Gordon Meredith Lightfoot (born 1938) is most often remembered for his improbable 1976 US #2 hit “The Wreck of the Edmund Fitzgerald,” even though the bad-romance song “Sundown” was his only US #1-charting single.
“The Wreck of the Edmund Fitzgerald” was inspired by a Newsweek item Lightfoot saw by chance while on tour about the loss of an iron-ore freighter in a severe storm on Lake Superior, with the loss of 29 lives. “Sundown” was about a bad-news girlfriend Lightfoot had the good luck to break up with: she later administered the fatal overdose to John Belushi.
However, neither of the above songs is among the best representations of Lightfoot’s skill as a songwriter. His US #5 hit “If You Could Read My Mind” is a better representation of his broad musical culture (he had been a boy soprano with an affinity for the art songs of Schubert), his attention to the craft of songwriting, and his having been inspired by historical examples.

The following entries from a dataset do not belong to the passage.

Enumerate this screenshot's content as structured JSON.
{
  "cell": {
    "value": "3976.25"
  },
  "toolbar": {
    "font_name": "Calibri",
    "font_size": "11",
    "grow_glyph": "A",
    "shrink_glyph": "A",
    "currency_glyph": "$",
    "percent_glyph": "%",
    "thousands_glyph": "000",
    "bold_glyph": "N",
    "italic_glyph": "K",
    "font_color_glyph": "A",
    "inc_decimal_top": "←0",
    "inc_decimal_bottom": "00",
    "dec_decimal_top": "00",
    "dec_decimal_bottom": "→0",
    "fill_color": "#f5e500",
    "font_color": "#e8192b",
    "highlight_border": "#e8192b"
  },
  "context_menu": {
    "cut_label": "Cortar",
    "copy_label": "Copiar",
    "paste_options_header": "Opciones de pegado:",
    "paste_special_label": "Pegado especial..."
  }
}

Lightfoot’s song catalog includes his Schubert tribute “Rainbow Trout,” the Stephen Foster tribute “Your Love’s Return,” and the Madrigal-ish “Affair on 8th Avenue.” Singers and singer-songwriters who covered Lightfoot songs started with Peter, Paul and Mary and went on with Bob Dylan*, Elvis Presley, Johnny Cash, Eric Clapton, Judy Collins, Sarah McLachlan, Barbra Streisand, Hank Williams Jr., Neil Young, and many others.
*Gordon Lightfoot has created some of the most beautiful and lasting music of our time. He is Bob Dylan’s
favorite singer/songwriter—high praise from the best of us, applauded by the rest of us. Kris Kristofferson
I think that “Talking In Your Sleep” is on the same level of quality as “If You Could Read My Mind” but that it has the advantages of being less familiar, and of lacking the slightly self-pitying tone of the latter song… “If you could only understand me… .”
So here is “Talking In Your Sleep,” from a live British Broadcasting Corporation program from Lightfoot’s banner year of 1972. For reasons known only to himself, Lightfoot repetitively murmurs “Take a potato, take a potato” during the instrumental break. Is that a vocal warm-up on the order of “Red leather, yellow leather”?
In any event, here’s a great live performance of an unjustly neglected Gordon Lightfoot song.
# # #